(Items from an interface collection)
------------------------------------------------

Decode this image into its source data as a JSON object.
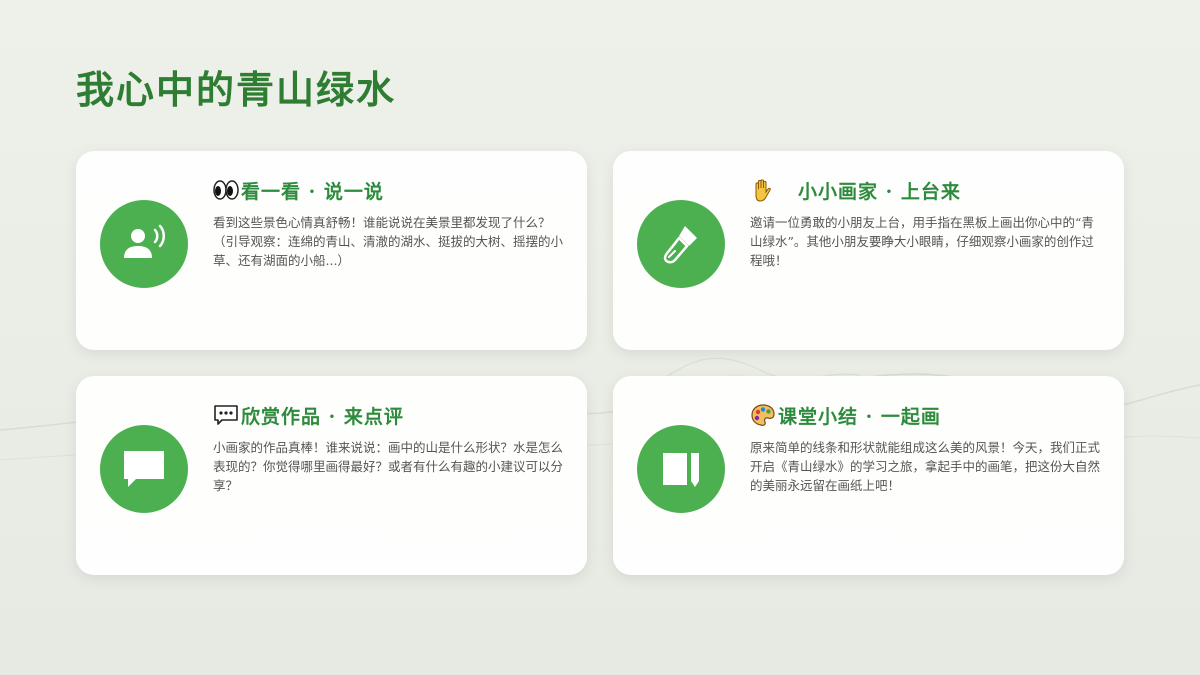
{
  "page": {
    "title": "我心中的青山绿水"
  },
  "colors": {
    "accent": "#4caf50",
    "title": "#2e7d32",
    "card_title": "#2e8b3d",
    "body_text": "#555555"
  },
  "cards": [
    {
      "icon": "speaking-person-icon",
      "emoji": "eyes-icon",
      "title": "看一看 · 说一说",
      "text": "看到这些景色心情真舒畅！谁能说说在美景里都发现了什么？（引导观察：连绵的青山、清澈的湖水、挺拔的大树、摇摆的小草、还有湖面的小船...）"
    },
    {
      "icon": "paint-brush-icon",
      "emoji": "raised-hand-icon",
      "title": "小小画家 · 上台来",
      "text": "邀请一位勇敢的小朋友上台，用手指在黑板上画出你心中的“青山绿水”。其他小朋友要睁大小眼睛，仔细观察小画家的创作过程哦！"
    },
    {
      "icon": "chat-bubble-icon",
      "emoji": "speech-balloon-icon",
      "title": "欣赏作品 · 来点评",
      "text": "小画家的作品真棒！谁来说说：画中的山是什么形状？水是怎么表现的？你觉得哪里画得最好？或者有什么有趣的小建议可以分享？"
    },
    {
      "icon": "notebook-pencil-icon",
      "emoji": "artist-palette-icon",
      "title": "课堂小结 · 一起画",
      "text": "原来简单的线条和形状就能组成这么美的风景！今天，我们正式开启《青山绿水》的学习之旅，拿起手中的画笔，把这份大自然的美丽永远留在画纸上吧！"
    }
  ]
}
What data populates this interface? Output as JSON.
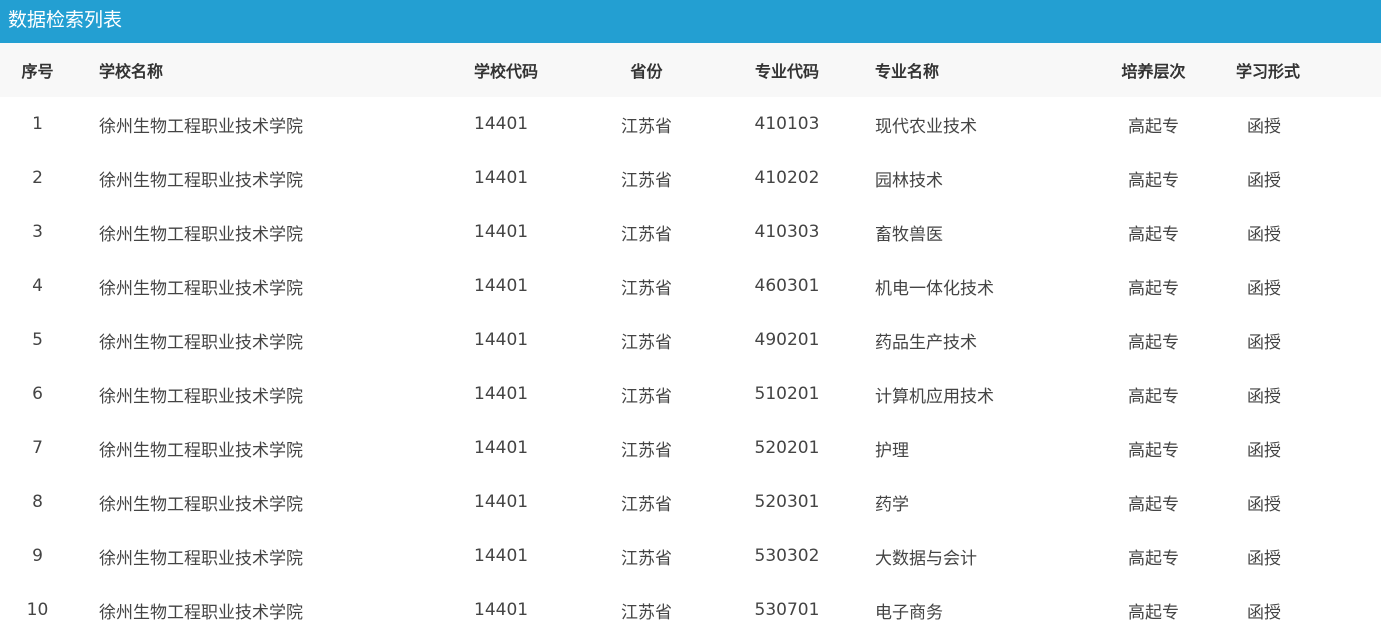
{
  "page": {
    "title": "数据检索列表"
  },
  "columns": [
    "序号",
    "学校名称",
    "学校代码",
    "省份",
    "专业代码",
    "专业名称",
    "培养层次",
    "学习形式"
  ],
  "rows": [
    [
      "1",
      "徐州生物工程职业技术学院",
      "14401",
      "江苏省",
      "410103",
      "现代农业技术",
      "高起专",
      "函授"
    ],
    [
      "2",
      "徐州生物工程职业技术学院",
      "14401",
      "江苏省",
      "410202",
      "园林技术",
      "高起专",
      "函授"
    ],
    [
      "3",
      "徐州生物工程职业技术学院",
      "14401",
      "江苏省",
      "410303",
      "畜牧兽医",
      "高起专",
      "函授"
    ],
    [
      "4",
      "徐州生物工程职业技术学院",
      "14401",
      "江苏省",
      "460301",
      "机电一体化技术",
      "高起专",
      "函授"
    ],
    [
      "5",
      "徐州生物工程职业技术学院",
      "14401",
      "江苏省",
      "490201",
      "药品生产技术",
      "高起专",
      "函授"
    ],
    [
      "6",
      "徐州生物工程职业技术学院",
      "14401",
      "江苏省",
      "510201",
      "计算机应用技术",
      "高起专",
      "函授"
    ],
    [
      "7",
      "徐州生物工程职业技术学院",
      "14401",
      "江苏省",
      "520201",
      "护理",
      "高起专",
      "函授"
    ],
    [
      "8",
      "徐州生物工程职业技术学院",
      "14401",
      "江苏省",
      "520301",
      "药学",
      "高起专",
      "函授"
    ],
    [
      "9",
      "徐州生物工程职业技术学院",
      "14401",
      "江苏省",
      "530302",
      "大数据与会计",
      "高起专",
      "函授"
    ],
    [
      "10",
      "徐州生物工程职业技术学院",
      "14401",
      "江苏省",
      "530701",
      "电子商务",
      "高起专",
      "函授"
    ]
  ],
  "colors": {
    "header_bar": "#239fd2",
    "table_header_bg": "#f8f8f8"
  }
}
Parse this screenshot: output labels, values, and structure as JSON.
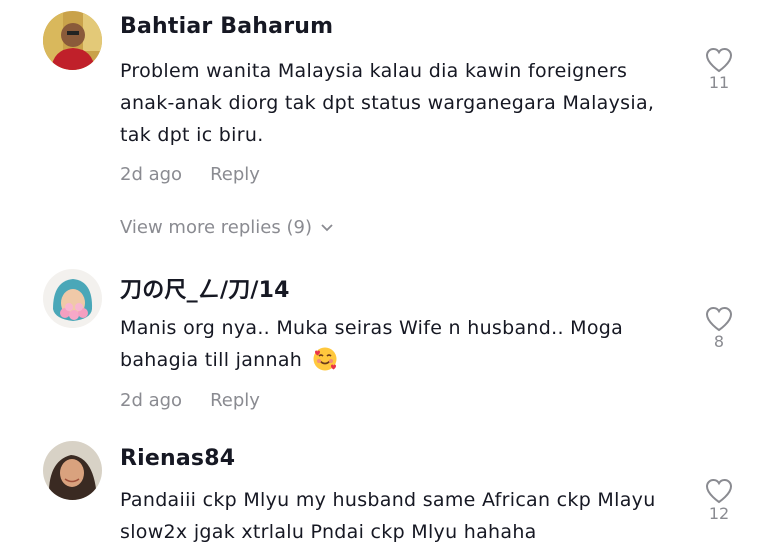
{
  "comments": [
    {
      "username": "Bahtiar Baharum",
      "text": "Problem wanita Malaysia kalau dia kawin foreigners anak-anak diorg tak dpt status warganegara Malaysia, tak dpt ic biru.",
      "time": "2d ago",
      "reply_label": "Reply",
      "likes": "11"
    },
    {
      "username": "刀の尺_ㄥ/刀/14",
      "text": "Manis org nya.. Muka seiras Wife n husband.. Moga bahagia till jannah",
      "emoji": "smiling-face-with-hearts",
      "time": "2d ago",
      "reply_label": "Reply",
      "likes": "8"
    },
    {
      "username": "Rienas84",
      "text": "Pandaiii ckp Mlyu my husband same African ckp Mlayu slow2x jgak xtrlalu Pndai ckp Mlyu hahaha",
      "likes": "12"
    }
  ],
  "view_more": {
    "label": "View more replies (9)"
  },
  "colors": {
    "text": "#161823",
    "secondary": "#8a8b91"
  }
}
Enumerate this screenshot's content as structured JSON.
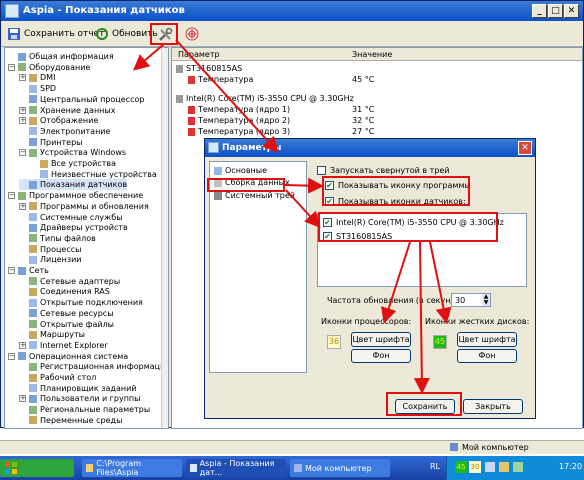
{
  "window": {
    "title": "Aspia - Показания датчиков"
  },
  "toolbar": {
    "save_report": "Сохранить отчет",
    "refresh": "Обновить"
  },
  "tree": [
    {
      "label": "Общая информация",
      "level": 0,
      "expander": ""
    },
    {
      "label": "Оборудование",
      "level": 0,
      "expander": "−"
    },
    {
      "label": "DMI",
      "level": 1,
      "expander": "+"
    },
    {
      "label": "SPD",
      "level": 1,
      "expander": ""
    },
    {
      "label": "Центральный процессор",
      "level": 1,
      "expander": ""
    },
    {
      "label": "Хранение данных",
      "level": 1,
      "expander": "+"
    },
    {
      "label": "Отображение",
      "level": 1,
      "expander": "+"
    },
    {
      "label": "Электропитание",
      "level": 1,
      "expander": ""
    },
    {
      "label": "Принтеры",
      "level": 1,
      "expander": ""
    },
    {
      "label": "Устройства Windows",
      "level": 1,
      "expander": "−"
    },
    {
      "label": "Все устройства",
      "level": 2,
      "expander": ""
    },
    {
      "label": "Неизвестные устройства",
      "level": 2,
      "expander": ""
    },
    {
      "label": "Показания датчиков",
      "level": 1,
      "expander": ""
    },
    {
      "label": "Программное обеспечение",
      "level": 0,
      "expander": "−"
    },
    {
      "label": "Программы и обновления",
      "level": 1,
      "expander": "+"
    },
    {
      "label": "Системные службы",
      "level": 1,
      "expander": ""
    },
    {
      "label": "Драйверы устройств",
      "level": 1,
      "expander": ""
    },
    {
      "label": "Типы файлов",
      "level": 1,
      "expander": ""
    },
    {
      "label": "Процессы",
      "level": 1,
      "expander": ""
    },
    {
      "label": "Лицензии",
      "level": 1,
      "expander": ""
    },
    {
      "label": "Сеть",
      "level": 0,
      "expander": "−"
    },
    {
      "label": "Сетевые адаптеры",
      "level": 1,
      "expander": ""
    },
    {
      "label": "Соединения RAS",
      "level": 1,
      "expander": ""
    },
    {
      "label": "Открытые подключения",
      "level": 1,
      "expander": ""
    },
    {
      "label": "Сетевые ресурсы",
      "level": 1,
      "expander": ""
    },
    {
      "label": "Открытые файлы",
      "level": 1,
      "expander": ""
    },
    {
      "label": "Маршруты",
      "level": 1,
      "expander": ""
    },
    {
      "label": "Internet Explorer",
      "level": 1,
      "expander": "+"
    },
    {
      "label": "Операционная система",
      "level": 0,
      "expander": "−"
    },
    {
      "label": "Регистрационная информация",
      "level": 1,
      "expander": ""
    },
    {
      "label": "Рабочий стол",
      "level": 1,
      "expander": ""
    },
    {
      "label": "Планировщик заданий",
      "level": 1,
      "expander": ""
    },
    {
      "label": "Пользователи и группы",
      "level": 1,
      "expander": "+"
    },
    {
      "label": "Региональные параметры",
      "level": 1,
      "expander": ""
    },
    {
      "label": "Переменные среды",
      "level": 1,
      "expander": ""
    }
  ],
  "main": {
    "col_param": "Параметр",
    "col_value": "Значение",
    "rows": [
      {
        "param": "ST3160815AS",
        "value": "",
        "kind": "group"
      },
      {
        "param": "Температура",
        "value": "45 °C",
        "kind": "item"
      },
      {
        "param": "",
        "value": "",
        "kind": "gap"
      },
      {
        "param": "Intel(R) Core(TM) i5-3550 CPU @ 3.30GHz",
        "value": "",
        "kind": "group"
      },
      {
        "param": "Температура (ядро 1)",
        "value": "31 °C",
        "kind": "item"
      },
      {
        "param": "Температура (ядро 2)",
        "value": "32 °C",
        "kind": "item"
      },
      {
        "param": "Температура (ядро 3)",
        "value": "27 °C",
        "kind": "item"
      }
    ]
  },
  "dialog": {
    "title": "Параметры",
    "nav": [
      "Основные",
      "Сборка данных",
      "Системный трей"
    ],
    "start_minimized": "Запускать свернутой в трей",
    "show_app_icon": "Показывать иконку программы",
    "show_sensor_icons": "Показывать иконки датчиков:",
    "sensors": [
      "Intel(R) Core(TM) i5-3550 CPU @ 3.30GHz",
      "ST3160815AS"
    ],
    "refresh_label": "Частота обновления (в секундах):",
    "refresh_value": "30",
    "cpu_icons_label": "Иконки процессоров:",
    "cpu_sample": "36",
    "disk_icons_label": "Иконки жестких дисков:",
    "disk_sample": "45",
    "font_color_btn": "Цвет шрифта",
    "bg_btn": "Фон",
    "save_btn": "Сохранить",
    "close_btn": "Закрыть"
  },
  "statusbar": {
    "text": "Мой компьютер"
  },
  "taskbar": {
    "start": "",
    "items": [
      "C:\\Program Files\\Aspia",
      "Aspia - Показания дат...",
      "Мой компьютер"
    ],
    "lang": "RL",
    "tray_nums": [
      "45",
      "30"
    ],
    "clock": "17:20"
  },
  "colors": {
    "title_blue": "#0a50c8",
    "highlight_red": "#e01010",
    "cpu_sample_bg": "#fffbc8",
    "cpu_sample_fg": "#b08800",
    "disk_sample_bg": "#22b822",
    "disk_sample_fg": "#d0ff00"
  }
}
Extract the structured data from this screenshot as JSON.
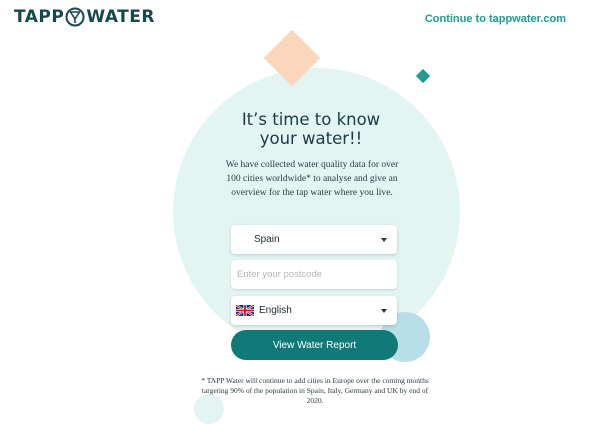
{
  "header": {
    "logo_left": "TAPP",
    "logo_right": "WATER",
    "continue_link": "Continue to tappwater.com"
  },
  "hero": {
    "heading_line1": "It’s time to know",
    "heading_line2": "your water!!",
    "intro": "We have collected water quality data for over 100 cities worldwide* to analyse and give an overview for the tap water where you live."
  },
  "form": {
    "country": {
      "value": "Spain",
      "icon": "chevron-down-icon"
    },
    "postcode": {
      "value": "",
      "placeholder": "Enter your postcode"
    },
    "language": {
      "value": "English",
      "flag_icon": "uk-flag-icon",
      "icon": "chevron-down-icon"
    },
    "submit_label": "View Water Report"
  },
  "footnote": "* TAPP Water will continue to add cities in Europe over the coming months targeting 90% of the population in Spain, Italy, Germany and UK by end of 2020.",
  "colors": {
    "accent": "#1f9c8f",
    "button": "#0f7a78",
    "circle": "#e3f5f3",
    "peach": "#fad6bd",
    "small_circle": "#b8dfe9",
    "heading_text": "#1b3a47"
  }
}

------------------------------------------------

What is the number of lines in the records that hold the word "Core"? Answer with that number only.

2